Early in 2015 we purchased a large 16 light brass chandelier from one of our independent polishers who had no need or desire for the chandelier. He believed that the piece had once hung at Cranbrook School in Kent but had since been removed and was looking a little tired (see image on right – before restoration). David Wilkinson decided to restore the chandelier by having it re-gilded as traditionally the finest chandeliers would have been gilded and there was evidence that this one previously gilded.
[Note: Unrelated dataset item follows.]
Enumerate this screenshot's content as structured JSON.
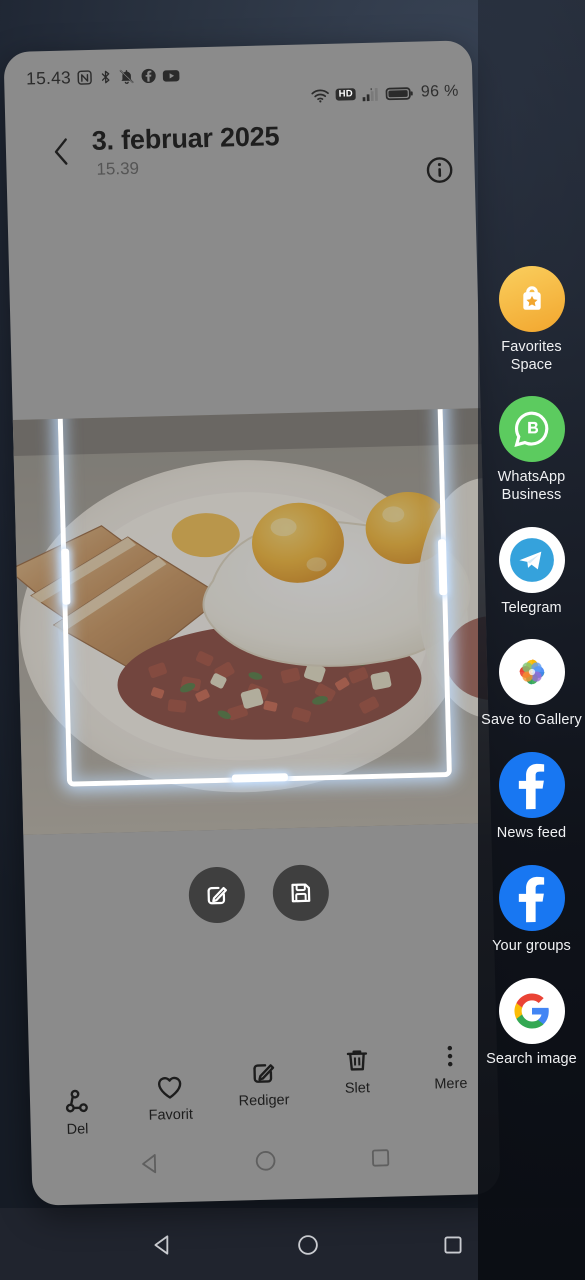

The central stem was converted from a solid rod to a hollow tube for which the new electrical connections could be passed through, after being wired and earthed to modern standards in was finished with our LED bulbs.
This chandelier combines elements from a number of documented examples and designs executed by André-Charles Boulle, 1642-1732. Related chandeliers may be seen in the collections of the Victoria and Albert Museum and the J. Paul Getty Museum. The distinctive female caryatid mounts and the Bacchic masks are typical elements of Boulle’s composition, while the panelled, square –section, scrolling arms, decorated with husk-trails, display the influence of renowned engraver Daniel Marot. In addition the central baluster stem is also flanked by female caryatids, representative of Diana the huntress, above rams heads. There are two tiers of acanthus wrapped panelled arms, with circular guilloche-cast pans and urn-shaped nozzles. The lower tier is headed by Bacchic masks above scrolled strap work.
At 120cm in height and 85cm in width it certainly catches the attention of the eye in most rooms and it can currently be seen hanging in the John Bly showroom at the Furniture and Arts Building (formerly known as The Furniture Cave) on the King’s Road, London, SW10 0TZ. The item is available to purchase and installation or shipping can of course be arranged for you.
If you have any questions at all about stock item CS1906 please do not hesitate to contact us